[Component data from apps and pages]
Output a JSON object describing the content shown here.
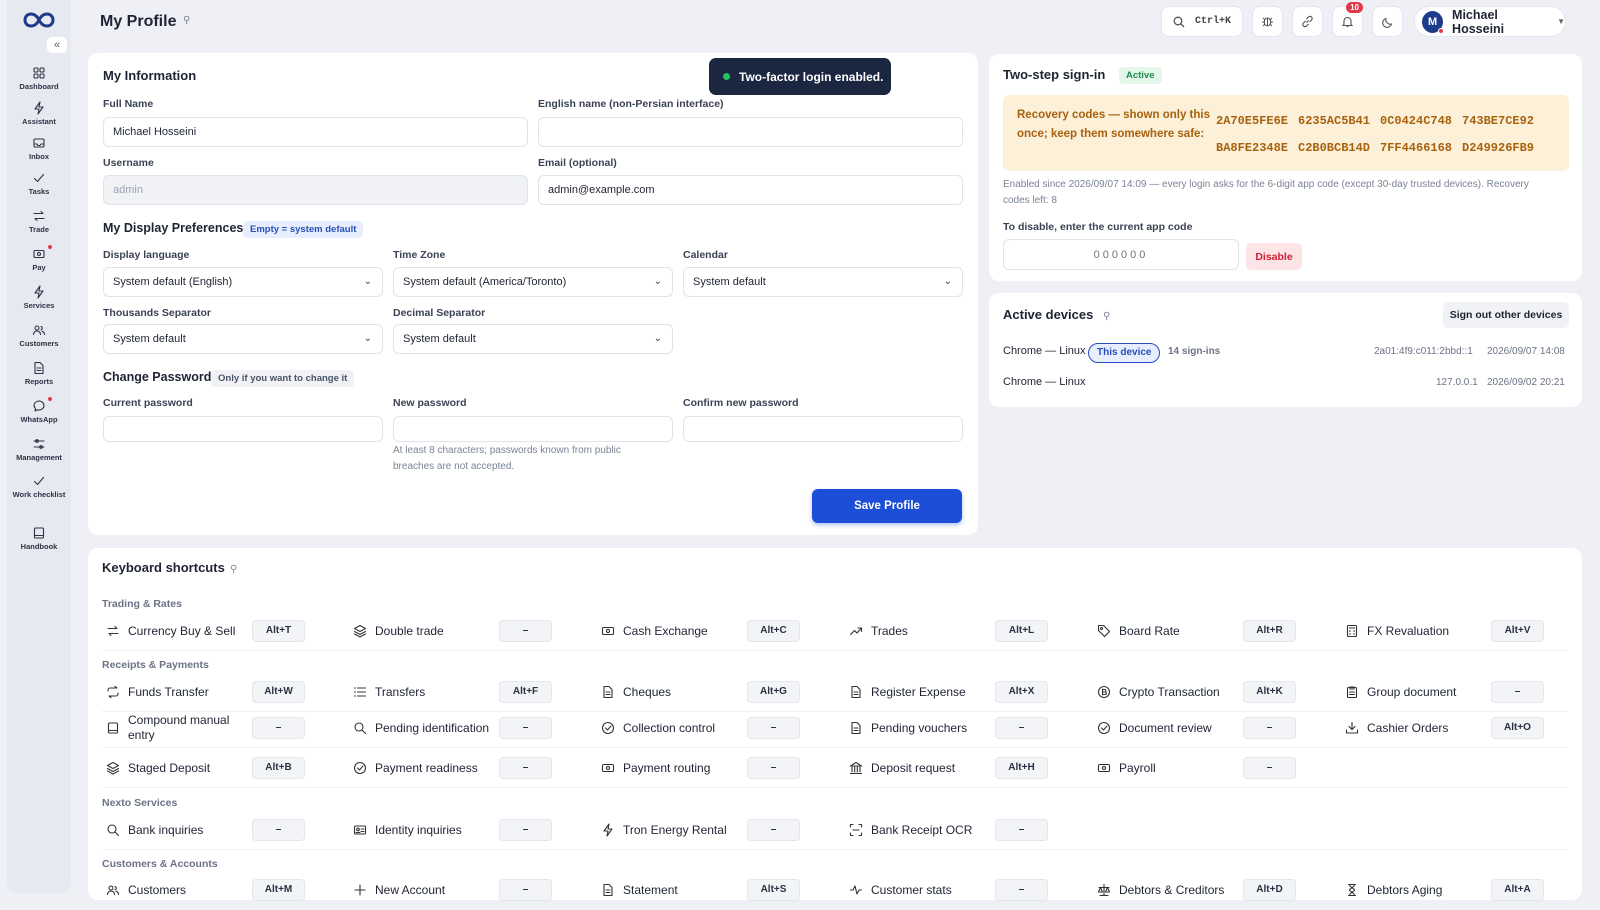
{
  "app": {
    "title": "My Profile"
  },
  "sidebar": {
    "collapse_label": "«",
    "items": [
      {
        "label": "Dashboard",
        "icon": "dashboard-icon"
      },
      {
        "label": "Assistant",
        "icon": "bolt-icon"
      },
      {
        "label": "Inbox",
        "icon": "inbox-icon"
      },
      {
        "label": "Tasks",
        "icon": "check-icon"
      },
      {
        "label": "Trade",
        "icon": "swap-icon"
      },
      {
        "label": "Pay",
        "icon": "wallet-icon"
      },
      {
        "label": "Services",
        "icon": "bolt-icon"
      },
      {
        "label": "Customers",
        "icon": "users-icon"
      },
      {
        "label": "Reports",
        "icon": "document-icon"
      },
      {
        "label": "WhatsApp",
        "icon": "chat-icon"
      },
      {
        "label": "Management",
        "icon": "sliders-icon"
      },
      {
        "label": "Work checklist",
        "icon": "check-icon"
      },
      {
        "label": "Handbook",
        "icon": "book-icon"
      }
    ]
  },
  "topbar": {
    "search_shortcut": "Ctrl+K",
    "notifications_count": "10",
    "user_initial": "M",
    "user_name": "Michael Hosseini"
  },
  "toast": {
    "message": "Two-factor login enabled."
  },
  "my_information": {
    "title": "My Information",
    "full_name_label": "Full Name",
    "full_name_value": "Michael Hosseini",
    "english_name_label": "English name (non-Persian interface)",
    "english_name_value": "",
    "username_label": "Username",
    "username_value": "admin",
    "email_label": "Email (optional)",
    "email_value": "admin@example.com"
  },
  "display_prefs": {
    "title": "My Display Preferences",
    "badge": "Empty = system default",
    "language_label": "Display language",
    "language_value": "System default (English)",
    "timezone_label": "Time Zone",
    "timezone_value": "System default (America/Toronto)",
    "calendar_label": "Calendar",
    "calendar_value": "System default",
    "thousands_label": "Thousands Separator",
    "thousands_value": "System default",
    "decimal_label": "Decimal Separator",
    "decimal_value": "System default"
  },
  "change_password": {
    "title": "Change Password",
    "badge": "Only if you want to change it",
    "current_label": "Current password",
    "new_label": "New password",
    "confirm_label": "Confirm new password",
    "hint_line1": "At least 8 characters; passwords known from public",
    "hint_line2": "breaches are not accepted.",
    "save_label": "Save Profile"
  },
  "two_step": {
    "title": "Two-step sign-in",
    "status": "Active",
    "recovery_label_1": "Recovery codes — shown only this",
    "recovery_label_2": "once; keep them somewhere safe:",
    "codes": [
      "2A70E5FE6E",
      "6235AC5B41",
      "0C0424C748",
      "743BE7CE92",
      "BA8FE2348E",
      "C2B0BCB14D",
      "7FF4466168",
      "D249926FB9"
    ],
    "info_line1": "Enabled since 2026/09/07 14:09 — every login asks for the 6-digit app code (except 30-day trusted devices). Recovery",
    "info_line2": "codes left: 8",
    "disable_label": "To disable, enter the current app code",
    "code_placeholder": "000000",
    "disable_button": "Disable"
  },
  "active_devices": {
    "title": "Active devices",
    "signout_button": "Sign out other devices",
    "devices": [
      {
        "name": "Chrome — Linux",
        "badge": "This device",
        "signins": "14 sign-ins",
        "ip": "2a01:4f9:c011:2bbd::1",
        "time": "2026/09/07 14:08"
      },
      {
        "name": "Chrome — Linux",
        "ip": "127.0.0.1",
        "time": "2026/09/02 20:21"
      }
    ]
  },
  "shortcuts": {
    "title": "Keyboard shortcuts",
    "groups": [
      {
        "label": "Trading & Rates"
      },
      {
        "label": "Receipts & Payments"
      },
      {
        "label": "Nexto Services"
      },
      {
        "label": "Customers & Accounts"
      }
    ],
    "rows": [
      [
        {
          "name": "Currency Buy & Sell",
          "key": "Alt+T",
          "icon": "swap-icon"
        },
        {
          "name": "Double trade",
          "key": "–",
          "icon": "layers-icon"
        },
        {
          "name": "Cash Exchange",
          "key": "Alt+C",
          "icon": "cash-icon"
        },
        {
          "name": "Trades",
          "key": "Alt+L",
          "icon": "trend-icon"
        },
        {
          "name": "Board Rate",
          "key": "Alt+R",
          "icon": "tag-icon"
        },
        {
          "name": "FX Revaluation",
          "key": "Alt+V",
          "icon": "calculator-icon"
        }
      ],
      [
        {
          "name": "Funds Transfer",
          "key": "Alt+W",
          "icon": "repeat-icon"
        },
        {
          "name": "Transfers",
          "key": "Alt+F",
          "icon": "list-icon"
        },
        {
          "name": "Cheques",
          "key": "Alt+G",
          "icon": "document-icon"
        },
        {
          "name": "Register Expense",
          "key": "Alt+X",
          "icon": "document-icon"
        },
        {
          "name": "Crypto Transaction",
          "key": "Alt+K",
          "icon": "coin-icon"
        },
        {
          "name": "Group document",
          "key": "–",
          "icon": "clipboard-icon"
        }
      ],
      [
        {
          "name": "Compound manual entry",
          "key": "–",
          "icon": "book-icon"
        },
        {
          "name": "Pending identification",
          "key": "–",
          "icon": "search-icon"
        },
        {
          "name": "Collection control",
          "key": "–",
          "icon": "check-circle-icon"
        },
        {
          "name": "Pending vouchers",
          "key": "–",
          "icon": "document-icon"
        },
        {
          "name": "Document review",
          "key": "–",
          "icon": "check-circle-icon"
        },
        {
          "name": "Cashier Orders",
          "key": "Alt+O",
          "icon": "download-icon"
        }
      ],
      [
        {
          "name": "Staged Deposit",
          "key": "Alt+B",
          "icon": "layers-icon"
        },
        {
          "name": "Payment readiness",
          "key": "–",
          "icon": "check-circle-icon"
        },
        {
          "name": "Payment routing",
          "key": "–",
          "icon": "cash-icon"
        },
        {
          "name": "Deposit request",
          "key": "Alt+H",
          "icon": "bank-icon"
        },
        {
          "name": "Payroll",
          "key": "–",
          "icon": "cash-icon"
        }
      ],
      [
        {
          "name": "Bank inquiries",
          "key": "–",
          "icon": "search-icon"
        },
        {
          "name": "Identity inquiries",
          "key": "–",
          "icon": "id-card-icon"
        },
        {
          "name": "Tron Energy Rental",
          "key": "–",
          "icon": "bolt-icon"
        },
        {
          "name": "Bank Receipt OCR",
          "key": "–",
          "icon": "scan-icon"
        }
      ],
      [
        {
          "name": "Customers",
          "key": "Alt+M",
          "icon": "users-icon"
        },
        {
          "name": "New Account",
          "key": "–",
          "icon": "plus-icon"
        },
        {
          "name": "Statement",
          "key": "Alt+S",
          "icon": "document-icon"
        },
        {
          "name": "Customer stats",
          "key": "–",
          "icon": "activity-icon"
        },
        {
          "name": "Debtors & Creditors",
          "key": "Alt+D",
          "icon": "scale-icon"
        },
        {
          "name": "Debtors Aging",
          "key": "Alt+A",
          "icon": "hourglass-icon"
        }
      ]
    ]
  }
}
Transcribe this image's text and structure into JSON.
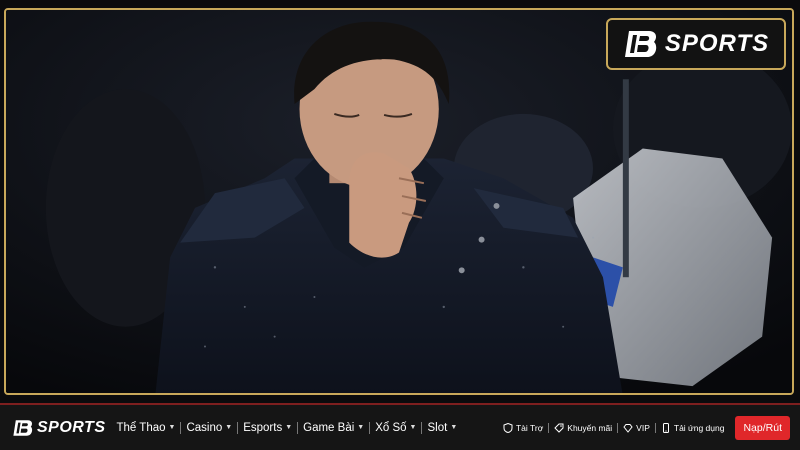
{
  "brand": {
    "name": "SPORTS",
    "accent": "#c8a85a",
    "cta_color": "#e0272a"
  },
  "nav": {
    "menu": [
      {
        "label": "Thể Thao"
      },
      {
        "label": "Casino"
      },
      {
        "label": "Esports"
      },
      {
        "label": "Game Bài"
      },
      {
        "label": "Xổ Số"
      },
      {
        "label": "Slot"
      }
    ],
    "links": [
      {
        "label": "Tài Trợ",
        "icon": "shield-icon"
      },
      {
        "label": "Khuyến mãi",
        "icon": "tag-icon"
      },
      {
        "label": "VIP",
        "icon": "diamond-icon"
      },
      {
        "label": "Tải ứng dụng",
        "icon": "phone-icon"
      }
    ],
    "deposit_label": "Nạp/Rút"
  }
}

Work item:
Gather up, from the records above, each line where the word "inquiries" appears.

Result for this task:
          "name": "Bank inquiries",
          "name": "Identity inquiries",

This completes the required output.